A U.S. diplomat acknowledged the coronavirus pandemic continues to have a disproportionate impact on LGBTQ people around the world, The Washington Blade noted. "The COVID pandemic really highlights the challenges for the LGBTQ community," said Acting U.S. Representative to the U.N. Economic and Social Council ( ECOSOC ) Courtney Nemroff during a virtual event organized by the U.N. LGBTI Core Group that commemorated the International Day Against Homophobia, Transphobia and Biphobia ( IDAHOBIT ). "We are particularly concerned about the fear, the real fear of discrimination against members of the community when they try to seek basic healthcare services."

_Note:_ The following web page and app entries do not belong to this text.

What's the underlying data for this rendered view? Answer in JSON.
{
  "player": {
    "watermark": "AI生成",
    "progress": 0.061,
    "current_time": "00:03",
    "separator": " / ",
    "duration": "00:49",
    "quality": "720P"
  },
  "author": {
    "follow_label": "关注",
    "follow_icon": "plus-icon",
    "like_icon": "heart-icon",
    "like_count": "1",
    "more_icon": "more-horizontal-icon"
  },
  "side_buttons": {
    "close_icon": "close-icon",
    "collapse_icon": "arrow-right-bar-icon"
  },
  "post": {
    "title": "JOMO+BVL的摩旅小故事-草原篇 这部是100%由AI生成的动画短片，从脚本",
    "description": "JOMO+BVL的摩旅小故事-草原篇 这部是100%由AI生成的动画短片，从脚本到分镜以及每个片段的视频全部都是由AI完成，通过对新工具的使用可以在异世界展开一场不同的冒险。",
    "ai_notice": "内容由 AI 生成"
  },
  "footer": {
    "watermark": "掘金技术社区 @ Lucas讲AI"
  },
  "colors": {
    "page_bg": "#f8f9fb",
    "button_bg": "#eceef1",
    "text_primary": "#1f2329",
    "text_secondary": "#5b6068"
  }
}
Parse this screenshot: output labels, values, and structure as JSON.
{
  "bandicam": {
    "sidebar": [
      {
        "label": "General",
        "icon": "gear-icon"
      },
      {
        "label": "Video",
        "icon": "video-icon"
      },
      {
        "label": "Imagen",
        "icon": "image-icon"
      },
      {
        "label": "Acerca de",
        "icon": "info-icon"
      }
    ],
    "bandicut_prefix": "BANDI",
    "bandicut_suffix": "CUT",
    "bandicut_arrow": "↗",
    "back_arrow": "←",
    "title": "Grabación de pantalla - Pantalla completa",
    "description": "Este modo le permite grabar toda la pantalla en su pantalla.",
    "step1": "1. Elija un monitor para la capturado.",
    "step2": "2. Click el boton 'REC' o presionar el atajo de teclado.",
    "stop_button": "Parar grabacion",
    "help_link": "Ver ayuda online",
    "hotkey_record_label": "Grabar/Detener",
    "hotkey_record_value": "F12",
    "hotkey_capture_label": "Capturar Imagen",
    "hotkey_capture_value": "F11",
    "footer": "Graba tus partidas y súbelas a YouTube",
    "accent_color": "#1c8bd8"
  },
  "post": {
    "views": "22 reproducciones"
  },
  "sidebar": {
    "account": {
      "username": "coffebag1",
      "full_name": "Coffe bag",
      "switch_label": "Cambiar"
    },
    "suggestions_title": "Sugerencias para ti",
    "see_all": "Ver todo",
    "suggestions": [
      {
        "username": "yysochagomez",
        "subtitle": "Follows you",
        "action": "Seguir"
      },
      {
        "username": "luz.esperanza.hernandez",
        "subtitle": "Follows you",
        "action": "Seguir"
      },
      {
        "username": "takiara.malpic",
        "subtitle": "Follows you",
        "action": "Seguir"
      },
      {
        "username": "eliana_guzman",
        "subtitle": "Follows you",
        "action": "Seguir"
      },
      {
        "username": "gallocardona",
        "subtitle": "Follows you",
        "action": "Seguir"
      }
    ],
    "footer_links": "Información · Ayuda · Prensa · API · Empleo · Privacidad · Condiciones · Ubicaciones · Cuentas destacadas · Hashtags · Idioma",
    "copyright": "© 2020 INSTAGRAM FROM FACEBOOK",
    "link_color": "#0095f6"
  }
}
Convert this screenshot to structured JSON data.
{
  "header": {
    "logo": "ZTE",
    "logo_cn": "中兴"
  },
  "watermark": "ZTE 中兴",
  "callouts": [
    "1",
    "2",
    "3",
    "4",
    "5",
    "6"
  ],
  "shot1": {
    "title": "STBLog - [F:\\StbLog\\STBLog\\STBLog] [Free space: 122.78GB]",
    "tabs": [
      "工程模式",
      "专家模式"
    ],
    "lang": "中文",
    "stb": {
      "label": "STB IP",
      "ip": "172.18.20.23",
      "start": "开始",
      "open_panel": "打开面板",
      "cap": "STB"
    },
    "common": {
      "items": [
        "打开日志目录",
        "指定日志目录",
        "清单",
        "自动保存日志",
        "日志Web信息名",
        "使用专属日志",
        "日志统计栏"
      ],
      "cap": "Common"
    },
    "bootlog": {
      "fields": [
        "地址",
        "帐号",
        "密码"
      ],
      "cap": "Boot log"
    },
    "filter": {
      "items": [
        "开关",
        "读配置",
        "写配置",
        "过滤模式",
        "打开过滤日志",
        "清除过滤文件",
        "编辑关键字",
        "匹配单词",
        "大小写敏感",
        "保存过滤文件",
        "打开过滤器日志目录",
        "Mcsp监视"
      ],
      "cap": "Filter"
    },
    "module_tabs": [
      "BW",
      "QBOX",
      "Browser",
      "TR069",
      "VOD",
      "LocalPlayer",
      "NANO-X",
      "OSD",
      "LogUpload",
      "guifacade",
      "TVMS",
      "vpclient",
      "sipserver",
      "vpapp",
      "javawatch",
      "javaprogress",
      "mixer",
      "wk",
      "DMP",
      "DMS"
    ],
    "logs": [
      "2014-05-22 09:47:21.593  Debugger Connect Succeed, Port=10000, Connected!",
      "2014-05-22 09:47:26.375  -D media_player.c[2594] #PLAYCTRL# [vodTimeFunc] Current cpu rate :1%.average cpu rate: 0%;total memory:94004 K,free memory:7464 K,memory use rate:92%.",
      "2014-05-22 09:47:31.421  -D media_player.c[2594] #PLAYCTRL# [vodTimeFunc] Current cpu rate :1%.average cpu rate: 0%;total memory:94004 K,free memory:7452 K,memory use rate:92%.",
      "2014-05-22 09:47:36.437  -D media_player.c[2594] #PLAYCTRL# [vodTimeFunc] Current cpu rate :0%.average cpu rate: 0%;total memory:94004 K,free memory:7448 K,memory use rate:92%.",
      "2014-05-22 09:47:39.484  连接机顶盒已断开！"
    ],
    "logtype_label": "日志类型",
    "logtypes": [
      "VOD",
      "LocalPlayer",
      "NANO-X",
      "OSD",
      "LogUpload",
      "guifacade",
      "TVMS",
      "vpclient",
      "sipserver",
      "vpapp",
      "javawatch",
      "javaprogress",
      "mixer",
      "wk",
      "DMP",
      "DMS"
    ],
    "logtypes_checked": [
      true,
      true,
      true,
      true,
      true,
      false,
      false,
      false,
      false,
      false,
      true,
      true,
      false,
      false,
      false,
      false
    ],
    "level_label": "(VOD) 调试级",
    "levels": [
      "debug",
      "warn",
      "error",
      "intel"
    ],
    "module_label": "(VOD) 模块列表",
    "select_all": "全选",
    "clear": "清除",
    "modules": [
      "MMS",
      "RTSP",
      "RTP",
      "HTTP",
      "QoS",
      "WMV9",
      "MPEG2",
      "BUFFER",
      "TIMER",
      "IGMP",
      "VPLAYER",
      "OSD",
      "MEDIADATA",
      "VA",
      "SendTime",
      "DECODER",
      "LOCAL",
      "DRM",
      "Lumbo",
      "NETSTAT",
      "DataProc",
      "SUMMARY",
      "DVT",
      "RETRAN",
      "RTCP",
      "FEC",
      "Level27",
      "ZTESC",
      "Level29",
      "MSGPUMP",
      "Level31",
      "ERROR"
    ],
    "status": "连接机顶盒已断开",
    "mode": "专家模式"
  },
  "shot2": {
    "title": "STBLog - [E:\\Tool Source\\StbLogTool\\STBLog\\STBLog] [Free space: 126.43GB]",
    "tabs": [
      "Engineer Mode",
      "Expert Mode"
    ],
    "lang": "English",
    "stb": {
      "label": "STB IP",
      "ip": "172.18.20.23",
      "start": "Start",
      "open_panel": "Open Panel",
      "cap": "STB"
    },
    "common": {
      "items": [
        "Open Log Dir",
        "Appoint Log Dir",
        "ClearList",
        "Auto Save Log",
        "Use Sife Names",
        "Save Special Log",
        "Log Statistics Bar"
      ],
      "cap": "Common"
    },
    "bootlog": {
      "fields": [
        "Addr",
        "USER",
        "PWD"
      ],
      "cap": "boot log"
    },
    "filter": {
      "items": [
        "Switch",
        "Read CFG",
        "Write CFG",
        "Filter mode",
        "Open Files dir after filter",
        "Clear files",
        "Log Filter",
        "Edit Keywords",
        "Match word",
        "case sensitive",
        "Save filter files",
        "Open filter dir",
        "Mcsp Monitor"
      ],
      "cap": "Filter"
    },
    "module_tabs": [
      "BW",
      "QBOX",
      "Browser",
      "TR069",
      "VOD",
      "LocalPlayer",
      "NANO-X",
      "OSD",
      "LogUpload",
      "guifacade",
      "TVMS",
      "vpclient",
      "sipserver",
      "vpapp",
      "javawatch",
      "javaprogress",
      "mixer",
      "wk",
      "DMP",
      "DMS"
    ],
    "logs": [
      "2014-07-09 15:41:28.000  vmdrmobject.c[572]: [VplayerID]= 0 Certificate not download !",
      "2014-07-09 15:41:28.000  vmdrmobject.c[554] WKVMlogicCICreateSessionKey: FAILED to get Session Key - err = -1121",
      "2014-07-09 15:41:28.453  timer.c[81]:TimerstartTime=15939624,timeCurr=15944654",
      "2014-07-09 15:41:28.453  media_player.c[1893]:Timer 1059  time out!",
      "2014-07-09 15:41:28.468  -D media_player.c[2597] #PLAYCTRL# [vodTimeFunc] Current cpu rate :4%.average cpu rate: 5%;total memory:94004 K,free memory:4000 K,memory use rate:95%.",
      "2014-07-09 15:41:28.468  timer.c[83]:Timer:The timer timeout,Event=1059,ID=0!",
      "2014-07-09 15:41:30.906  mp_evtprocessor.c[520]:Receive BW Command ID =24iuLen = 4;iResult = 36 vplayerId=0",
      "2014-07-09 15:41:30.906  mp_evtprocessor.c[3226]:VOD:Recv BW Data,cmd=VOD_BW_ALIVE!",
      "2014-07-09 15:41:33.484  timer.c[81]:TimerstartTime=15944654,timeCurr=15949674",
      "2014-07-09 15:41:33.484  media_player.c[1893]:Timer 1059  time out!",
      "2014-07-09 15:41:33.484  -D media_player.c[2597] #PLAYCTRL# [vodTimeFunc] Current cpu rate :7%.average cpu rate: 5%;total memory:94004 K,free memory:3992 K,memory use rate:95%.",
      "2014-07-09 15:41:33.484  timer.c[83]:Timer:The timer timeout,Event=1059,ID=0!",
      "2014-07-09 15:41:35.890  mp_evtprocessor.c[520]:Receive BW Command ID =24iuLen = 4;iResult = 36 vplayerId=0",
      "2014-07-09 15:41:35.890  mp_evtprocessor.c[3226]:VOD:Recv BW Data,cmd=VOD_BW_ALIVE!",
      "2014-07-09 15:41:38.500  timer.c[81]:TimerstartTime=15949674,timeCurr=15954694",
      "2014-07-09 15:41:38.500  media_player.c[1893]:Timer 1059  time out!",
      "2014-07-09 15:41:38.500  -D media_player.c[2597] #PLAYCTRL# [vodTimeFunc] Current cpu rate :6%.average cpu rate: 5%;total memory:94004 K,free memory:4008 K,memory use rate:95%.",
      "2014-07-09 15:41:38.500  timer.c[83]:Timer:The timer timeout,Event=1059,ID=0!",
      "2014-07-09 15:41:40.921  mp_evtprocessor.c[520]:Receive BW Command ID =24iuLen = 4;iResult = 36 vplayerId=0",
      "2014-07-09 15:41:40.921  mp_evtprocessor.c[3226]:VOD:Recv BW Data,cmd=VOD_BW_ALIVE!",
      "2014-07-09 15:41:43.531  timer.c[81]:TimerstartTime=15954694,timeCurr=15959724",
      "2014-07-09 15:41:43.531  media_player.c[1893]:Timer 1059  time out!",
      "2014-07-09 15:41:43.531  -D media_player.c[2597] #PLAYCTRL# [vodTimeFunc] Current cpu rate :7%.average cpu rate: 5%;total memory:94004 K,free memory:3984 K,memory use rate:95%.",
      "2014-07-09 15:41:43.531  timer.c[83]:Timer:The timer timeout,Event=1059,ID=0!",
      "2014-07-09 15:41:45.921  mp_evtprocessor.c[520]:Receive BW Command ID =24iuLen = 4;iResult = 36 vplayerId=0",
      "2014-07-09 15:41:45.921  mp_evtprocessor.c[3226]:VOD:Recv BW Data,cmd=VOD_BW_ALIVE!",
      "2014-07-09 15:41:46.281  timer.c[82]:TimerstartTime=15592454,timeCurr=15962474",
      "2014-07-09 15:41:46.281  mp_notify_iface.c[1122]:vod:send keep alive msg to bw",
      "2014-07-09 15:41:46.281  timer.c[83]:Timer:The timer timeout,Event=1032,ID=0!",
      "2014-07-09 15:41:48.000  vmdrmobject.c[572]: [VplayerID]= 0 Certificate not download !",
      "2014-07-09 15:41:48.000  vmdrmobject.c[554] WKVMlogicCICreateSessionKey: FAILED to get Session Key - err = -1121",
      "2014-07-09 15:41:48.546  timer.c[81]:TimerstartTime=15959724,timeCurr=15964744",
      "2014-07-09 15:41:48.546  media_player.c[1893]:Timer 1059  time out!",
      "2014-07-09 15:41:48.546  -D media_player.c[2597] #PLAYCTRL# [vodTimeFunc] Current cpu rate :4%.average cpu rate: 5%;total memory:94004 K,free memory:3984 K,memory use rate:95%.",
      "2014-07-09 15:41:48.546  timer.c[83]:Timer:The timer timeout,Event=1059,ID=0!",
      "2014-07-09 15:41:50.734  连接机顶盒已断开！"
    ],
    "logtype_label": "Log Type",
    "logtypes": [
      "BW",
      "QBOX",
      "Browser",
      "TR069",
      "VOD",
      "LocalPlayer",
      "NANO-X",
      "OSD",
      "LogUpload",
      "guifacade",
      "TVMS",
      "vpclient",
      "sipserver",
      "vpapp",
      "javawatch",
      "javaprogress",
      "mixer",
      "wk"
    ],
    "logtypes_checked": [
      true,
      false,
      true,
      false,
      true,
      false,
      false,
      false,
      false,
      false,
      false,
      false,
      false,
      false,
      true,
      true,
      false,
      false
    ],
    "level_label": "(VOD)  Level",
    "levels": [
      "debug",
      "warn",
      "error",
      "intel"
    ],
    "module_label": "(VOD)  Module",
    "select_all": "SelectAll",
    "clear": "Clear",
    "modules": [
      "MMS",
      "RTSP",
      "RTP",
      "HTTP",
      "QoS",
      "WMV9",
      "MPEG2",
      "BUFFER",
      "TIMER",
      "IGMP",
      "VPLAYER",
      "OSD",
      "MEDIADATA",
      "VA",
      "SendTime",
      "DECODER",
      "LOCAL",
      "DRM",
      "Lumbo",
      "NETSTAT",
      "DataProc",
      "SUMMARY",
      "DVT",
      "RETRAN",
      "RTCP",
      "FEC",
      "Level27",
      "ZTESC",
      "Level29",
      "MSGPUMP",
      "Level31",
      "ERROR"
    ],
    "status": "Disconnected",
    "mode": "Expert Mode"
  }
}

The Swedish government has proposed a 100 million kronor ( $10.25 million ) boost for organizations that help vulnerable communities and combat loneliness among elderly people, TheLocal.se reported. Another 100 million kronor were previously promised to organizations working with vulnerable children and organizations working with women exposed to violence, children and LGBTQ communities, and against domestic violence and honor-related violence and oppression.
After the success of United At Home in Miamiwhich raised more than $750,000 for COVID-19 relief charities and drew more than 25 million viewersDavid Guetta will host a live stream performance in New York on May 30 to raise spirits and money for the Mayor's Fund to Advance New York City, Feeding America, the World Health Organization and Fondation Hopitaux de Paris-Hopitaux de France, a press release noted. Guetta's performancewhich will begin after New York's "daily clap" for frontline and healthcare workers at 6 p.m. CTwill take place at one of New York City's most iconic locations, to be revealed during his set.
LGBTQ-focused streaming platform GagaOOLala officially launched worldwide in all territories except for China and North Korea, NBC News reported. The streamer is backed by Taipei-based Portico Media, one of the co-founders of the Taiwan International Queer Film Festival. GagaOOLala is now available worldwide for $6.99 a month. All films currently are equipped with English and Chinese subtitles, with other languages pending as the company monitors content popularity in different regions.
The 30th annual Inside Out Toronto LGBT Film Festival ( Inside Out ) revealed its full lineup of digital events taking place through June 30, a press release announced. Events include the 4th Annual LGBTQ Film Finance Forum, the digital exhibition "Out of the Archives/Inside the Community: 30 Years of Inside Out" and the Pitch, Please! Short Film Competition, among other items. This year's full festival, which was postponed due to COVID-19, will now take place Oct. 1-11. See InsideOut.ca.
Also in Toronto, the LGBTQ community lost a sanctuary as Club 120 closed for good, Toronto.com reported. The Church Street nightclub and its sisterlive music and comedy venue 120 Dinerannounced recently that they won't be opening again. "We tried very hard to navigate the system and hang in there … but with the way the world is turning, there is no sane or rational way that we can keep this space alive," co-owner Todd Klinck wrote in a lengthy Facebook post, where he noted that the businesses have monthly expenses of $90,000 when open at full tilt.
Crayola announced the launch of its "Colors of the World" crayons, WXYZ.com reported. The box includes 24 new specially formulated crayons that are designed to mirror and represent over 40 global skin tones across the world. The company said it conducted rigorous consumer testing and partnered with cosmetics expert Victor Casale to ensure "Colors of the World" crayons reflect an accurate and inclusive skin tone palette.
The governor of Italy's Veneto region, Luca Zaia, said that the Venice Film Festival will go ahead as scheduled in September, Deadline noted. Dates are Sept. 2-12 for the Lido eventand it would mark the first major film industry gathering not recently postponed or canceled amid the coronavirus pandemic.